Legs astride a bar stool covered in cards and piles of money, he wore cream flares and black leather flip flops, while a rectangular silver pendant hung nonchalantly from a chunky silver chain. But the accessory that topped them all was a fat, white continental ciggie, elegantly dangling from the corner of his couldn’t-care-less mouth.

If Adidas did Steve McQueen, this man was it. Cruyff was Richard Ashcroft while he was still in nappies. And just like the way Cruyff played the game, he made it look so, well, effortless. Never mind total football: this guy was total cool.CruyffStyleIcon

Holland may well have ended up the perennial under-achievers in ‘74, but in the style stakes, JC was untouchable.

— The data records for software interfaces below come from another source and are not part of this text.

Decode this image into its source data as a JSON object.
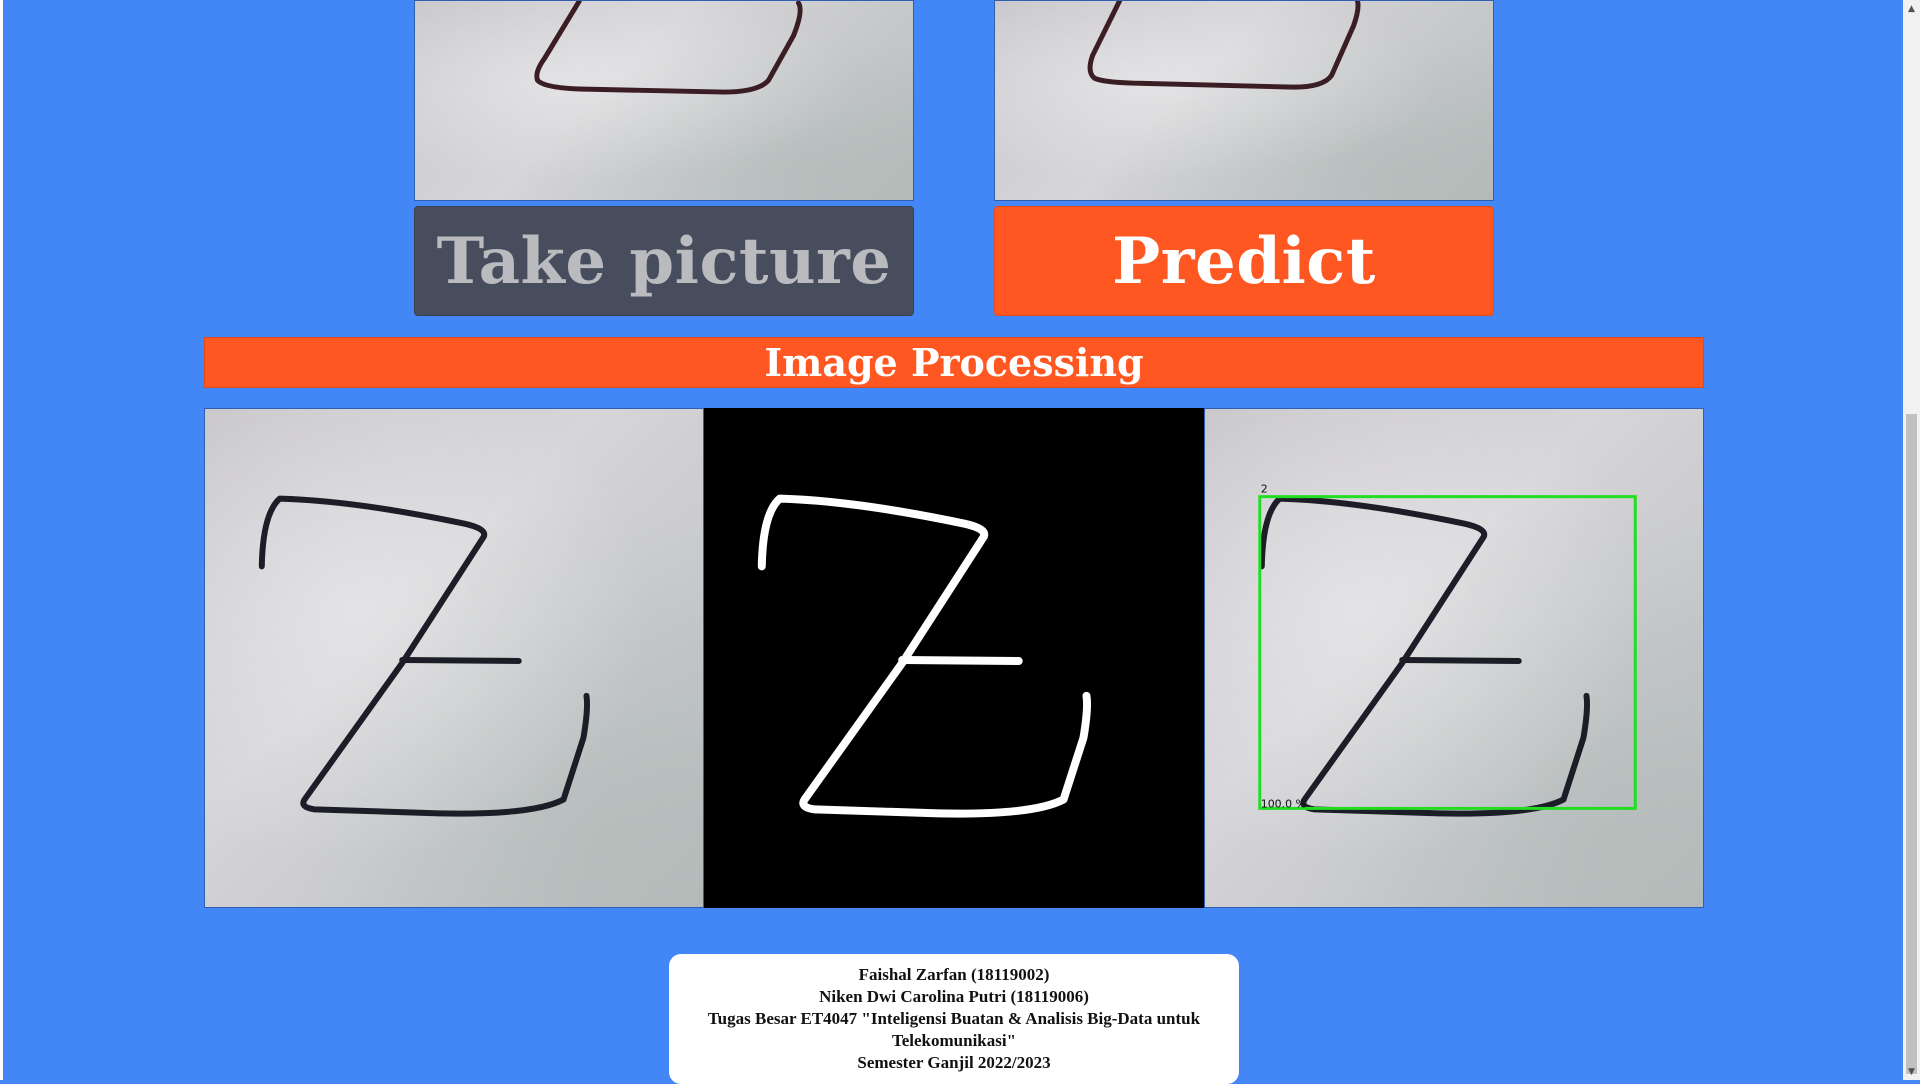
{
  "buttons": {
    "take_picture": "Take picture",
    "predict": "Predict"
  },
  "section": {
    "title": "Image Processing"
  },
  "processing": {
    "result_label": "2",
    "confidence": "100.0 %"
  },
  "footer": {
    "line1": "Faishal Zarfan (18119002)",
    "line2": "Niken Dwi Carolina Putri (18119006)",
    "line3": "Tugas Besar ET4047 \"Inteligensi Buatan & Analisis Big-Data untuk Telekomunikasi\"",
    "line4": "Semester Ganjil 2022/2023"
  },
  "colors": {
    "background": "#4287f5",
    "accent": "#ff5722",
    "button_dark": "#474d5d",
    "bbox": "#22dd22"
  },
  "icons": {
    "scroll_up": "chevron-up-icon",
    "scroll_down": "chevron-down-icon"
  }
}
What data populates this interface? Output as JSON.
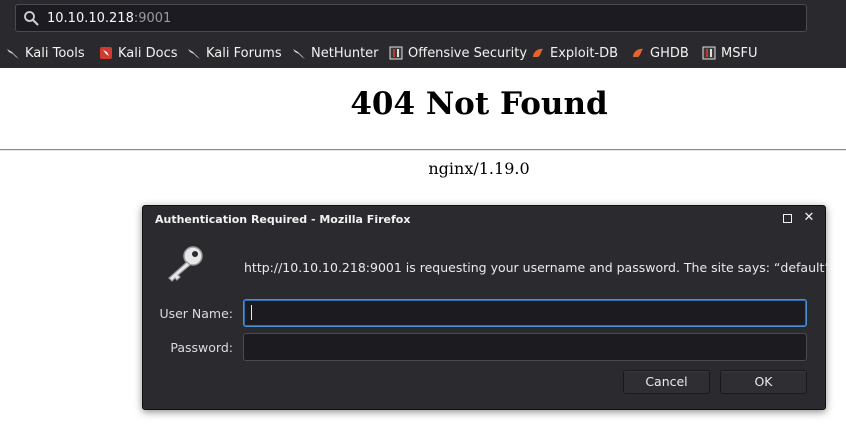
{
  "browser": {
    "url_host": "10.10.10.218",
    "url_port": ":9001",
    "bookmarks": [
      {
        "label": "Kali Tools",
        "icon": "kali-dragon-icon"
      },
      {
        "label": "Kali Docs",
        "icon": "kali-docs-icon"
      },
      {
        "label": "Kali Forums",
        "icon": "kali-dragon-icon"
      },
      {
        "label": "NetHunter",
        "icon": "kali-dragon-icon"
      },
      {
        "label": "Offensive Security",
        "icon": "offsec-icon"
      },
      {
        "label": "Exploit-DB",
        "icon": "exploit-db-icon"
      },
      {
        "label": "GHDB",
        "icon": "exploit-db-icon"
      },
      {
        "label": "MSFU",
        "icon": "offsec-icon"
      }
    ]
  },
  "page": {
    "title": "404 Not Found",
    "server": "nginx/1.19.0"
  },
  "dialog": {
    "title": "Authentication Required - Mozilla Firefox",
    "message": "http://10.10.10.218:9001 is requesting your username and password. The site says: “default”",
    "username_label": "User Name:",
    "username_value": "",
    "password_label": "Password:",
    "password_value": "",
    "cancel_label": "Cancel",
    "ok_label": "OK"
  },
  "colors": {
    "chrome_bg": "#2a2a2e",
    "dialog_bg": "#2b2b2f",
    "focus_accent": "#4a90d9"
  }
}
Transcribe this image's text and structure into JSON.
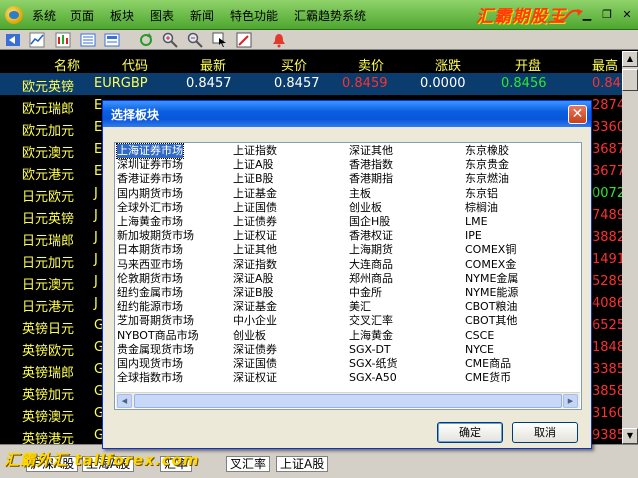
{
  "menubar": {
    "items": [
      "系统",
      "页面",
      "板块",
      "图表",
      "新闻",
      "特色功能",
      "汇霸趋势系统"
    ],
    "brand": "汇霸期股王"
  },
  "quote_table": {
    "headers": [
      "名称",
      "代码",
      "最新",
      "买价",
      "卖价",
      "涨跌",
      "开盘",
      "最高"
    ],
    "selected_row": {
      "name": "欧元英镑",
      "code": "EURGBP",
      "last": "0.8457",
      "bid": "0.8457",
      "ask": "0.8459",
      "change": "0.0000",
      "open": "0.8456",
      "high": "0.8472"
    },
    "rows": [
      {
        "name": "欧元瑞郎",
        "code": "E",
        "high": "2874"
      },
      {
        "name": "欧元加元",
        "code": "E",
        "high": "3360"
      },
      {
        "name": "欧元澳元",
        "code": "E",
        "high": "3687"
      },
      {
        "name": "欧元港元",
        "code": "E",
        "high": "3677"
      },
      {
        "name": "日元欧元",
        "code": "J",
        "high": "0072"
      },
      {
        "name": "日元英镑",
        "code": "J",
        "high": "7489"
      },
      {
        "name": "日元瑞郎",
        "code": "J",
        "high": "3882"
      },
      {
        "name": "日元加元",
        "code": "J",
        "high": "1491"
      },
      {
        "name": "日元澳元",
        "code": "J",
        "high": "5289"
      },
      {
        "name": "日元港元",
        "code": "J",
        "high": "4086"
      },
      {
        "name": "英镑日元",
        "code": "G",
        "high": "6525"
      },
      {
        "name": "英镑欧元",
        "code": "G",
        "high": "1848"
      },
      {
        "name": "英镑瑞郎",
        "code": "G",
        "high": "3385"
      },
      {
        "name": "英镑加元",
        "code": "G",
        "high": "3858"
      },
      {
        "name": "英镑澳元",
        "code": "G",
        "high": "3160"
      },
      {
        "name": "英镑港元",
        "code": "G",
        "high": "9385"
      }
    ]
  },
  "dialog": {
    "title": "选择板块",
    "columns": [
      [
        "上海证券市场",
        "深圳证券市场",
        "香港证券市场",
        "国内期货市场",
        "全球外汇市场",
        "上海黄金市场",
        "新加坡期货市场",
        "日本期货市场",
        "马来西亚市场",
        "伦敦期货市场",
        "纽约金属市场",
        "纽约能源市场",
        "芝加哥期货市场",
        "NYBOT商品市场",
        "贵金属现货市场",
        "国内现货市场",
        "全球指数市场"
      ],
      [
        "上证指数",
        "上证A股",
        "上证B股",
        "上证基金",
        "上证国债",
        "上证债券",
        "上证权证",
        "上证其他",
        "深证指数",
        "深证A股",
        "深证B股",
        "深证基金",
        "中小企业",
        "创业板",
        "深证债券",
        "深证国债",
        "深证权证"
      ],
      [
        "深证其他",
        "香港指数",
        "香港期指",
        "主板",
        "创业板",
        "国企H股",
        "香港权证",
        "上海期货",
        "大连商品",
        "郑州商品",
        "中金所",
        "美汇",
        "交叉汇率",
        "上海黄金",
        "SGX-DT",
        "SGX-纸货",
        "SGX-A50"
      ],
      [
        "东京橡胶",
        "东京贵金",
        "东京燃油",
        "东京铝",
        "棕榈油",
        "LME",
        "IPE",
        "COMEX铜",
        "COMEX金",
        "NYME金属",
        "NYME能源",
        "CBOT粮油",
        "CBOT其他",
        "CSCE",
        "NYCE",
        "CME商品",
        "CME货币"
      ]
    ],
    "selected": "上海证券市场",
    "ok_label": "确定",
    "cancel_label": "取消"
  },
  "bottom_tabs": {
    "watermark": "汇霸外汇 tallforex.com",
    "tabs": [
      "沪深A股",
      "上海A股",
      "汇率",
      "叉汇率",
      "上证A股"
    ]
  }
}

There was commercial worth in this, and so it was that five years later in 1979, while playing in Barcelona, Cruyff teamed up with Italian designer Emilio Lazzarini and released his own clothing label, Cruyff Sports. Their bread and butter were classic sneakers, although there were also a few dodgy shell suits, worn by Marco Van Basten and Denis Bergkamp (but please don’t hold that against him).

Over the following years, Cruyff nailed the Burberry trench coat look, totally owned the black polo neck – never easy unless you’re a black jazz pianist or a secret agent – made oversized man bags musthaves and was the only man ever to wear an Adidas tracksuit top zipped down to midships with a bare chest underneath and not look like a drug dealer. Hell, he even looked good in floral shirts and flares the size of yachting sails.

But the pinnacle was when he opened the Cruyff Shoetique in Amsterdam. That’s right, not boutique, but Shoe-tique.

Selling premium, hand-made Italian loafers in luxe materials like lizard skin and with genuine silver clasps, they’re the most stylish item designed by any footballer, ever. Rare as rocking horse manure, they occasionally pop up on ebay and are known to reduce grown men of a certain age to tears.

Mark Powell is a Soho tailor par excellence.
www.markpowellbespoke.co.uk